The former head of a well-regarded Catholic school has explained that “the Gospel commandment of love” was what persuaded her to allow same-gender union announcements in the school’s alumnae magazine.
Sr. Mary Berchmans wrote to the Georgetown Visitation Preparatory School community about the policy change earlier this month. In her email, the president emerita and current head of the Visitation sisters’ monastery there, shared that a fellow religious “invited me to reflect upon what it means to Live Jesus in relationship with our LGBTQ alumnae.” She continued:
“As a professed Sister of the Visitation for 67 years, I have devoted my life in service to the Catholic Church. The Church is clear in its teaching on same-sex marriages. But, it is equally clear in its teaching that we are all children of God, that we each have dignity and are worthy of respect and love. I have been blessed to live my vocation here at Visitation, where I have welcomed and come to know, respect, and love thousands of unique, intelligent, passionate, and faithful women, each made in the image and likeness of God.
“As I have prayed over this contradiction, I keep returning to this choice: we can focus on Church teaching on gay marriage or we can focus on Church teaching on the Gospel commandment of love. We know from history – including very recent history – that the Church, in its humanity, makes mistakes. Yet, through the grace of God and the power of the Holy Spirit, it learns and grows. And so, we choose the Gospel commandment of love.”
Berchmans shared that the school’s mission as a Salesian institution meant it must value diversity, which includes LGBTQ students, alumnae, and families. She concluded with a quote from St. Francis de Sales, “Be who you are and be that well to honor the Master Craftsman whose handiwork you are.”
The Washington Post reported that the decision came after feedback from several hundred alumnae who voiced their concerns to the school upon learning a fellow graduate was barred from listing her same-gender union a few years ago. Now, Georgetown Visitation’s Director of Communication, Caroline Coleman Handorf, said the response to Berchmans’ decision “has been huge” and “overwhelmingly and heartwarmingly positive.” One gay graduate, Christina Peters, said she was “really emotional and grateful” about the decision.
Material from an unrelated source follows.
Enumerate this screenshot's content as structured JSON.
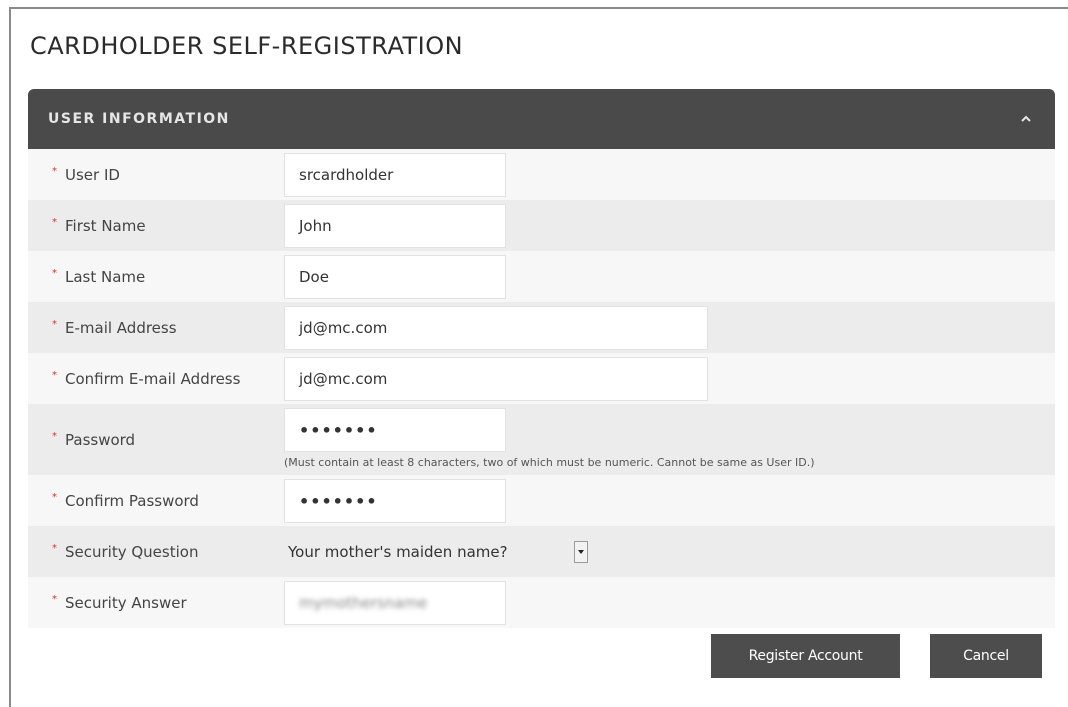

Beyond the school community, Francis DeBernardo, executive director of New Ways Ministry, told The Washington Post that Berchmans’ email was “beautiful and very powerful” and noted:
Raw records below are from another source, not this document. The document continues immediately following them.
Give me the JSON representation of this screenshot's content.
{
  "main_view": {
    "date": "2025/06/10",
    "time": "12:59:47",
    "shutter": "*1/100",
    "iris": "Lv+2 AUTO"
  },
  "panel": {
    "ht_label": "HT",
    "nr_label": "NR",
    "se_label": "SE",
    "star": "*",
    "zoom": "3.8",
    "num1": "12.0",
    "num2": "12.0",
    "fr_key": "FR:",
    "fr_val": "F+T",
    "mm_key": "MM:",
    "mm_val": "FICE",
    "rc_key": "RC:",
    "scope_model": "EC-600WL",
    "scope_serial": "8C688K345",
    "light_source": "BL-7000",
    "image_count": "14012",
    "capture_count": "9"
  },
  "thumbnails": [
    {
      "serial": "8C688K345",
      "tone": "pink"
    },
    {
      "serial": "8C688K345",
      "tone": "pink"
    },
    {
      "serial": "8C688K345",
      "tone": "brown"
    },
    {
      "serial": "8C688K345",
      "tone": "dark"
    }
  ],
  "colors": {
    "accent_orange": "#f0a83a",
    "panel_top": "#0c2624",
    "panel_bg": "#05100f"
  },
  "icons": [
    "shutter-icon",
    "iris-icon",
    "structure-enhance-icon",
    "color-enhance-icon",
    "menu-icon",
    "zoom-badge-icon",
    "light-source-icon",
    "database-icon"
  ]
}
“‘This is a really big step forward. . .This is something that all Catholic schools are eventually going to have to deal with, sooner rather than later. Marriage equality is a reality. Too often, Catholic leaders try to bury their heads and pretend this is not a reality, but it is.'”
Meanwhile, the Archdiocese of Washington acknowledged that while Georgetown Visitation is independent of the archdiocese’s authority, it was “especially disappointing” there had been no prior consultation with the chancery ahead of Berchmans’ announcement.
What is striking about this story is not only that an LGBTQ-policy has been chosen, but that it has come from what is clearly a place of deep prayer and reflection on the part of Sr. Berchmans. Her path follows that of the many Catholics who have chosen to emphasize Christ’s love first as the standard by which Church teaching and prudential judgments are weighed. And it is this path of prayer that allows her to readily confess the Church’s own frailties, too. Sr. Berchmans offers a consummate witness to Georgetown Visitation’s students of how to live one’s faith in the complexities of the world. Imagine what the Catholic community could be if all Church officials made decisions from such a prayerful and loving place?
—Robert Shine, New Ways Ministry, May 15, 2019